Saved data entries
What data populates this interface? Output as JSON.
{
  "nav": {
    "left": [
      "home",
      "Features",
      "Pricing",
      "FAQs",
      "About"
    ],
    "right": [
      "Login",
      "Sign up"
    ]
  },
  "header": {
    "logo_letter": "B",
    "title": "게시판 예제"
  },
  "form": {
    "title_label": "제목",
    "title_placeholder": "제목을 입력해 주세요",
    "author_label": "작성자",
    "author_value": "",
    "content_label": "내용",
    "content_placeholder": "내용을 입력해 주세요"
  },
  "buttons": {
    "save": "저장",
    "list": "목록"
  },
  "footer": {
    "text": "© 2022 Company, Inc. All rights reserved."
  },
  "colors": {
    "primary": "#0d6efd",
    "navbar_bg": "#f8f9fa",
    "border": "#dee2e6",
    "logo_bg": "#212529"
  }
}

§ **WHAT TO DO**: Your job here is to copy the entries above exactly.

§ **RESULT OF THE EXERCISE**:
What data populates this interface? Output as JSON.
{
  "nav": {
    "left": [
      "home",
      "Features",
      "Pricing",
      "FAQs",
      "About"
    ],
    "right": [
      "Login",
      "Sign up"
    ]
  },
  "header": {
    "logo_letter": "B",
    "title": "게시판 예제"
  },
  "form": {
    "title_label": "제목",
    "title_placeholder": "제목을 입력해 주세요",
    "author_label": "작성자",
    "author_value": "",
    "content_label": "내용",
    "content_placeholder": "내용을 입력해 주세요"
  },
  "buttons": {
    "save": "저장",
    "list": "목록"
  },
  "footer": {
    "text": "© 2022 Company, Inc. All rights reserved."
  },
  "colors": {
    "primary": "#0d6efd",
    "navbar_bg": "#f8f9fa",
    "border": "#dee2e6",
    "logo_bg": "#212529"
  }
}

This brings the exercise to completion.